After Julian, we found ourselves in Warner Springs, at the Community Center (WSCS) where, again, we wondered – how will we get to the post office? Well, without even inquiring, one of the nice community center volunteers asked me, “Hey, do you need a ride to the post office?”. Um, yeah, that’d be great… Lucky event no. 3.
Also while at WSCS, I stumbled across an enormous pack/family/colony of rabbits. It was huge. They were adorable. And frolicking everywhere. Well, when I got back to the group I told them of my lucky rabbit find, to which Switcheroo replied with my new lucky trail name – Lady Luck.

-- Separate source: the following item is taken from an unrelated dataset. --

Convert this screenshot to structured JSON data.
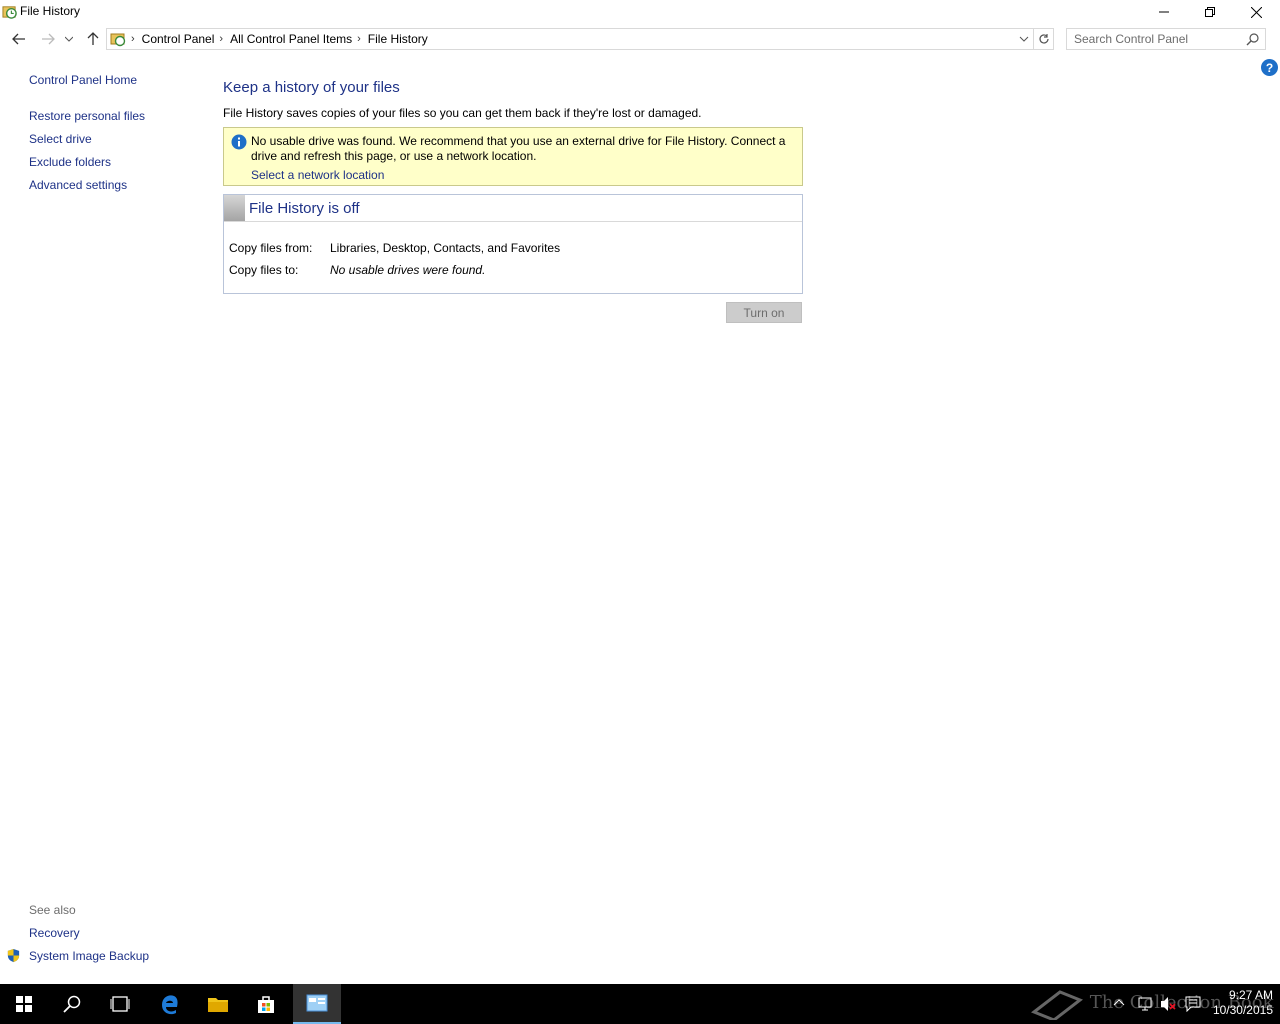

Since then, we have had excellent luck along the trail. Sure, things don’t go perfectly, but even when things don’t go quite according to plan, there’s still something undeniably lucky happening. Like the beautiful, mild weather throughout the entirety of the dessert. And avoiding the strong winds before Julian. Finding no snow on all of the high Sierra passes. Or the walking between thunderstorms after Reds Meadow and staying dry while everyone and everything else got soaked. There’s the time we hurried over Mather pass, away from ominous clouds, to find sunshine on the other side. Or the time it started hailing and we decided we needed to set up camp, luckily right next to a campsite (unmarked on every map) just big enough to fit everyone’s tent. And there’s the time Jared was driving from Santa Barbara while I was hiking 150 miles across the dessert, and we managed to arrive at the Walker Pass campground at exactly the same time – I saw him pull up just as I was signing the trail register.

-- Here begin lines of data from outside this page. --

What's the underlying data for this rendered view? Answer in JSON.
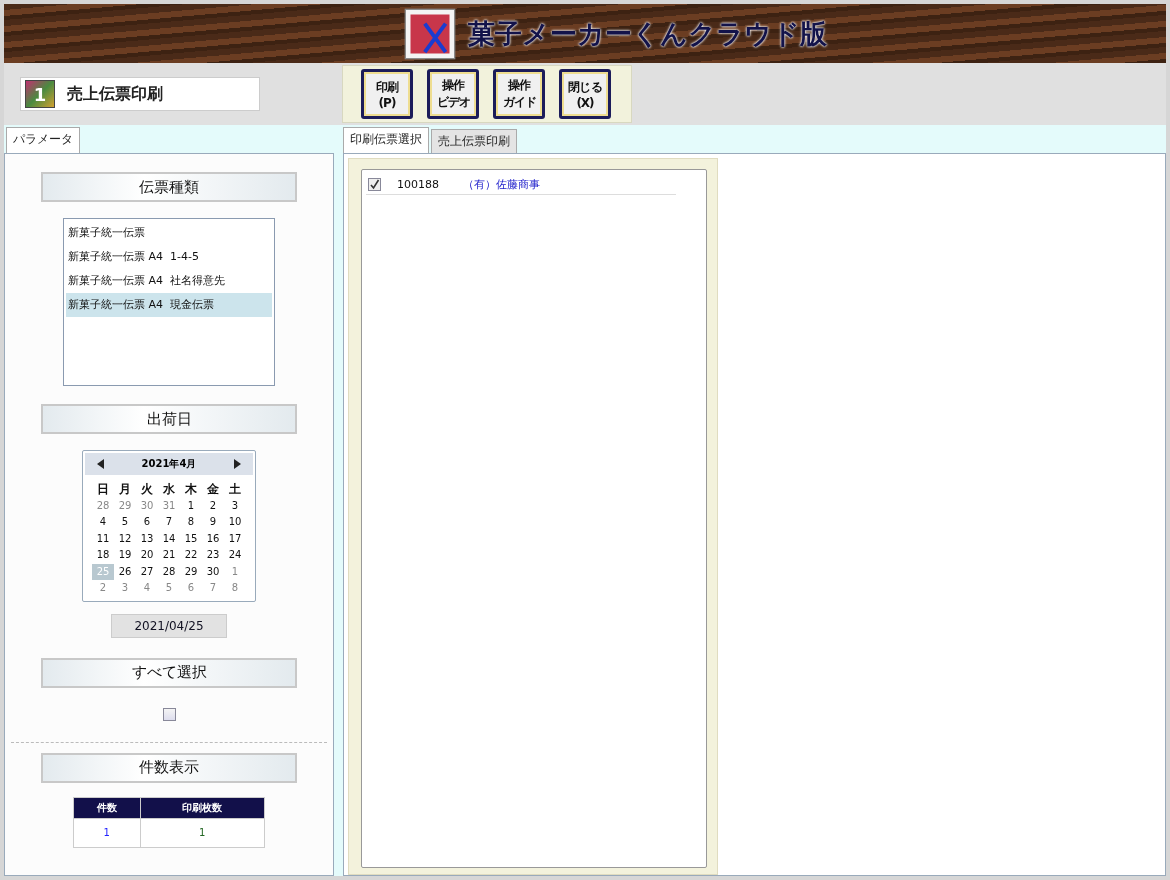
{
  "header": {
    "title": "菓子メーカーくんクラウド版"
  },
  "screen": {
    "number_badge": "1",
    "title": "売上伝票印刷"
  },
  "toolbar": [
    {
      "label": "印刷",
      "key": "(P)"
    },
    {
      "label": "操作",
      "key": "ビデオ"
    },
    {
      "label": "操作",
      "key": "ガイド"
    },
    {
      "label": "閉じる",
      "key": "(X)"
    }
  ],
  "left_tabs": [
    {
      "label": "パラメータ",
      "selected": true
    }
  ],
  "slip_types": {
    "heading": "伝票種類",
    "items": [
      {
        "label": "新菓子統一伝票",
        "selected": false
      },
      {
        "label": "新菓子統一伝票 A4  1-4-5",
        "selected": false
      },
      {
        "label": "新菓子統一伝票 A4  社名得意先",
        "selected": false
      },
      {
        "label": "新菓子統一伝票 A4  現金伝票",
        "selected": true
      }
    ]
  },
  "ship_date": {
    "heading": "出荷日",
    "calendar": {
      "month": "2021年4月",
      "weekdays": [
        "日",
        "月",
        "火",
        "水",
        "木",
        "金",
        "土"
      ],
      "weeks": [
        [
          {
            "d": "28",
            "muted": true,
            "selected": false
          },
          {
            "d": "29",
            "muted": true,
            "selected": false
          },
          {
            "d": "30",
            "muted": true,
            "selected": false
          },
          {
            "d": "31",
            "muted": true,
            "selected": false
          },
          {
            "d": "1",
            "muted": false,
            "selected": false
          },
          {
            "d": "2",
            "muted": false,
            "selected": false
          },
          {
            "d": "3",
            "muted": false,
            "selected": false
          }
        ],
        [
          {
            "d": "4",
            "muted": false,
            "selected": false
          },
          {
            "d": "5",
            "muted": false,
            "selected": false
          },
          {
            "d": "6",
            "muted": false,
            "selected": false
          },
          {
            "d": "7",
            "muted": false,
            "selected": false
          },
          {
            "d": "8",
            "muted": false,
            "selected": false
          },
          {
            "d": "9",
            "muted": false,
            "selected": false
          },
          {
            "d": "10",
            "muted": false,
            "selected": false
          }
        ],
        [
          {
            "d": "11",
            "muted": false,
            "selected": false
          },
          {
            "d": "12",
            "muted": false,
            "selected": false
          },
          {
            "d": "13",
            "muted": false,
            "selected": false
          },
          {
            "d": "14",
            "muted": false,
            "selected": false
          },
          {
            "d": "15",
            "muted": false,
            "selected": false
          },
          {
            "d": "16",
            "muted": false,
            "selected": false
          },
          {
            "d": "17",
            "muted": false,
            "selected": false
          }
        ],
        [
          {
            "d": "18",
            "muted": false,
            "selected": false
          },
          {
            "d": "19",
            "muted": false,
            "selected": false
          },
          {
            "d": "20",
            "muted": false,
            "selected": false
          },
          {
            "d": "21",
            "muted": false,
            "selected": false
          },
          {
            "d": "22",
            "muted": false,
            "selected": false
          },
          {
            "d": "23",
            "muted": false,
            "selected": false
          },
          {
            "d": "24",
            "muted": false,
            "selected": false
          }
        ],
        [
          {
            "d": "25",
            "muted": false,
            "selected": true
          },
          {
            "d": "26",
            "muted": false,
            "selected": false
          },
          {
            "d": "27",
            "muted": false,
            "selected": false
          },
          {
            "d": "28",
            "muted": false,
            "selected": false
          },
          {
            "d": "29",
            "muted": false,
            "selected": false
          },
          {
            "d": "30",
            "muted": false,
            "selected": false
          },
          {
            "d": "1",
            "muted": true,
            "selected": false
          }
        ],
        [
          {
            "d": "2",
            "muted": true,
            "selected": false
          },
          {
            "d": "3",
            "muted": true,
            "selected": false
          },
          {
            "d": "4",
            "muted": true,
            "selected": false
          },
          {
            "d": "5",
            "muted": true,
            "selected": false
          },
          {
            "d": "6",
            "muted": true,
            "selected": false
          },
          {
            "d": "7",
            "muted": true,
            "selected": false
          },
          {
            "d": "8",
            "muted": true,
            "selected": false
          }
        ]
      ]
    },
    "value": "2021/04/25"
  },
  "select_all": {
    "heading": "すべて選択",
    "checked": false
  },
  "counts": {
    "heading": "件数表示",
    "columns": [
      "件数",
      "印刷枚数"
    ],
    "values": [
      "1",
      "1"
    ]
  },
  "right_tabs": [
    {
      "label": "印刷伝票選択",
      "selected": true
    },
    {
      "label": "売上伝票印刷",
      "selected": false
    }
  ],
  "slips": [
    {
      "checked": true,
      "number": "100188",
      "customer": "（有）佐藤商事"
    }
  ]
}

So I have had some very good luck. And here’s to hoping the luck continues…
Aka., Beaker (or The Hiker Formerly Known As Snake Charmer). The short story: some hikers carry extra shoes for in camp. Some others, a change of socks. Me, I carry papers on neutrino physics. Who gave me my name: Our friend we met on trail – Herro. When I got my name: day 65 or so, on Muir pass.
The long story: so there we are, inside the Muir shelter on top of Muir pass. It’s early and I’m making coffee, which involves boiling water using our canister stove. The gang is myself, jean, shepherd, herro, and sneaky elf. I get our stove all set up, only to find that it won’t light – there’s no gas left. So I remove the can and announce that the gas cylinder is empty, to a round of blank stares. Nobody calls it a cylinder, so I had to explain that at work I’m used to gas cylinders – high pressure bottles full of nitrogen or helium, or whatever else. This turned out to be the last straw – on trail with this group, this conversation was common:
Somebody 1: What’s that thing?
Somebody 2: Some frog or something. I don’t know, ask Beaker.
So after my gas cylinder incident, Herro jumped on it immediately and started calling me beaker – and it stuck.
Previously on the trail I had been going by snake charmer. It was a name I got early on, and worked in the desert, but honestly never felt quite right. I loved the name beaker right away, and haven’t looked back.